The Lord concluded the parable about the two debtors with the following words: So likewise shall My Heavenly Father do also unto you, if ye from your hearts forgive not every one his brother their trespasses. It would seem that such a small thing is needed: forgive and you will be forgiven. When you are forgiven, you are brought into mercy; and when you are brought into mercy, you have become a participant in all the treasures of mercy. So here is salvation, and paradise, and eternal bliss. What a great acquisition for such a small thing as forgiving!…Yes, it is a small thing, but for our self-love there is nothing more difficult than to forgive. We still perhaps forgive some unintentional annoyance dealt us in private so that nobody sees; but if it is just a bit more sensitive, and in front of people, do not even ask—no forgiveness. There are circumstances when whether you want to or not, you are not allowed to express your displeasure—and so you remain silent. However, only your tongue is silent—meanwhile your heart speaks and builds evil plans. Raise the annoyance yet another degree—and there is no restraint. Neither shame, nor fear, nor loss, nor any other thing will restrain you. Egoism which has reached the boiling point makes a person as though insane, and he who gives in to it begins to talk foolishness. The people most subject to this misfortunate state are usually not just anybody—the more civilized one is, the more sensitive he is to insults, and the less forgiving. Relations will often remain smooth on the surface, but inwardly there is clearly discord. Meanwhile, the Lord requires that we forgive with our whole heart.
St. Theophan the Recluse
When your neighbor is ill treated, you ought to make the calamity your own. Share then in his tears – Has a poor man come to your house? There is no rich and poor in Christ. Be then not ashamed of him because of his external dress, but receive him because of his inward faith.
St. John Chrysostom
The art of being poor in spirit is to distinguish between use and ownership. A person who owns something or regards himself as an owner, believes he has the sole right to determine how that thing is used. He may use it himself or authorize another person to use it. But this sense of ownership is a terrible snare, because it prevents a person’s soul from marching onward toward God. The person who wishes to move towards God must free himself from all sense of ownership. He must regard all things as loans from God, even the things that he himself owns.

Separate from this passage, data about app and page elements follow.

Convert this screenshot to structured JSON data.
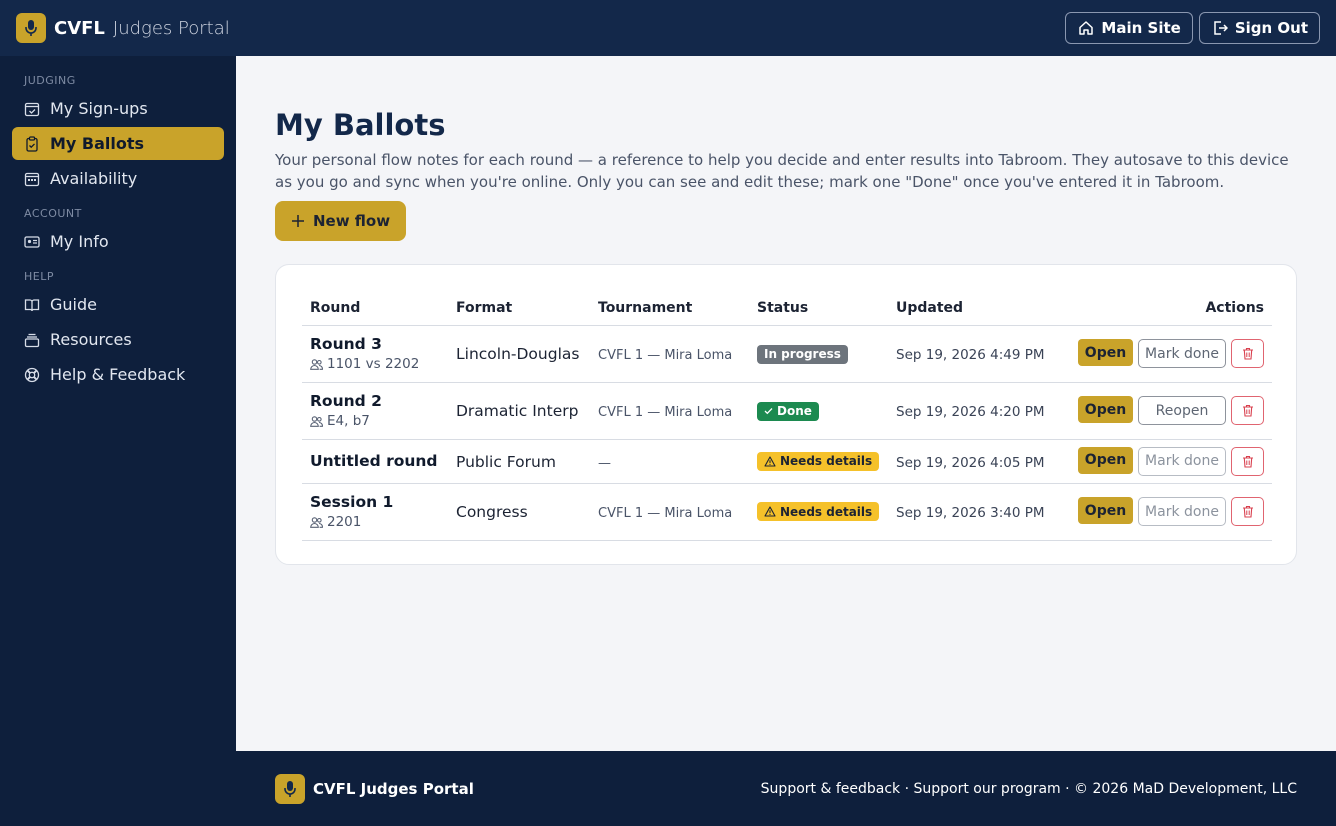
{
  "header": {
    "brand": "CVFL",
    "subtitle": "Judges Portal",
    "main_site": "Main Site",
    "sign_out": "Sign Out"
  },
  "sidebar": {
    "sections": [
      {
        "label": "JUDGING",
        "items": [
          {
            "label": "My Sign-ups",
            "icon": "calendar-check-icon",
            "active": false
          },
          {
            "label": "My Ballots",
            "icon": "clipboard-icon",
            "active": true
          },
          {
            "label": "Availability",
            "icon": "calendar-icon",
            "active": false
          }
        ]
      },
      {
        "label": "ACCOUNT",
        "items": [
          {
            "label": "My Info",
            "icon": "id-card-icon",
            "active": false
          }
        ]
      },
      {
        "label": "HELP",
        "items": [
          {
            "label": "Guide",
            "icon": "book-icon",
            "active": false
          },
          {
            "label": "Resources",
            "icon": "stack-icon",
            "active": false
          },
          {
            "label": "Help & Feedback",
            "icon": "lifebuoy-icon",
            "active": false
          }
        ]
      }
    ]
  },
  "main": {
    "title": "My Ballots",
    "description": "Your personal flow notes for each round — a reference to help you decide and enter results into Tabroom. They autosave to this device as you go and sync when you're online. Only you can see and edit these; mark one \"Done\" once you've entered it in Tabroom.",
    "new_flow": "New flow"
  },
  "table": {
    "headers": {
      "round": "Round",
      "format": "Format",
      "tournament": "Tournament",
      "status": "Status",
      "updated": "Updated",
      "actions": "Actions"
    },
    "rows": [
      {
        "round": "Round 3",
        "sub": "1101 vs 2202",
        "format": "Lincoln-Douglas",
        "tournament": "CVFL 1 — Mira Loma",
        "status": "In progress",
        "status_kind": "progress",
        "updated": "Sep 19, 2026 4:49 PM",
        "open": "Open",
        "mark": "Mark done"
      },
      {
        "round": "Round 2",
        "sub": "E4, b7",
        "format": "Dramatic Interp",
        "tournament": "CVFL 1 — Mira Loma",
        "status": "Done",
        "status_kind": "done",
        "updated": "Sep 19, 2026 4:20 PM",
        "open": "Open",
        "mark": "Reopen"
      },
      {
        "round": "Untitled round",
        "sub": "",
        "format": "Public Forum",
        "tournament": "—",
        "status": "Needs details",
        "status_kind": "need",
        "updated": "Sep 19, 2026 4:05 PM",
        "open": "Open",
        "mark": "Mark done"
      },
      {
        "round": "Session 1",
        "sub": "2201",
        "format": "Congress",
        "tournament": "CVFL 1 — Mira Loma",
        "status": "Needs details",
        "status_kind": "need",
        "updated": "Sep 19, 2026 3:40 PM",
        "open": "Open",
        "mark": "Mark done"
      }
    ]
  },
  "footer": {
    "brand": "CVFL Judges Portal",
    "links": "Support & feedback · Support our program · © 2026 MaD Development, LLC"
  },
  "colors": {
    "navy": "#13284a",
    "sidebar": "#0e1f3c",
    "gold": "#c9a32a",
    "done_green": "#1c8a50",
    "needs_yellow": "#f5c12a",
    "progress_gray": "#6d747c",
    "delete_red": "#e06470"
  }
}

A loan is to be used for a period, and then paid back. This is precisely how we should regard our houses and fields, clothes and furniture; they are loans which God grants us for our short span on earth, to be repaid at the moment of death. To be poor in spirit does not mean to be destitute, lacking in even the basic comforts and necessities. It means to regard nothing as your own, and everything you have as a temporary loan.
St. John Chrysostom
23 Then Jesus said to the crowds and to his disciples: 2 “The teachers of the law and the Pharisees sit in Moses’ seat. 3 So you must be careful to do everything they tell you. But do not do what they do, for they do not practice what they preach. 4 They tie up heavy, cumbersome loads and put them on other people’s shoulders, but they themselves are not willing to lift a finger to move them.
5 “Everything they do is done for people to see: They make their phylacteries[a] wide and the tassels on their garments long; 6 they love the place of honor at banquets and the most important seats in the synagogues; 7 they love to be greeted with respect in the marketplaces and to be called ‘Rabbi’ by others.
8 “But you are not to be called ‘Rabbi,’ for you have one Teacher, and you are all brothers. 9 And do not call anyone on earth ‘father,’ for you have one Father, and he is in heaven. 10 Nor are you to be called instructors, for you have one Instructor, the Messiah. 11 The greatest among you will be your servant. 12 For those who exalt themselves will be humbled, and those who humble themselves will be exalted.
He that is greatest among you shall be your servant – As the Lord tells us – greatness is measured not by birth, not by power, not by the measure of abilities and resources but by the ability to provide good for others… St. Theophan the Recluse
Provide some good today!
For since God knows that we are all wholly possessed by the lust for possessions and mad desire for wealth and how difficult it is for us to tear ourselves from them, and how those who in various ways have been deprived of them despair of life itself, He has made use of the corresponding remedy. He has promised to give us, as we have said, a hundred fold reward for that which we spend on the poor. This, He has done, first, that we may be free in this matter from the condemnation of covetousness, and second that we may cease to put our trust and hope in possessions and find our hearts set free from such bonds.
St. Symeon the New Theologian
This Phrase is simple yet powerful. It calls us to change our location – physically and spiritually. If we want to find Christ, we must move toward Him. We must grow and mature in our faith.
Giving to the Church is an opportunity – an opportunity to examine our priorities and values. It is an opportunity to express our thankfulness, to give of ourselves and to grow in grace. It is an opportunity to participate in the work of God. Come and see what we can do together with your support.
A check mailed to the church is meaningless unless it is accompanied by our presence, by our willingness to serve, by our prayers, and by our commitment. Giving is not a substitute for our commitment – it is an expression of our commitment. Come and see how you can grow through service to the Church.
Come and see the works of God, Who is awesome (Psalm 66:5).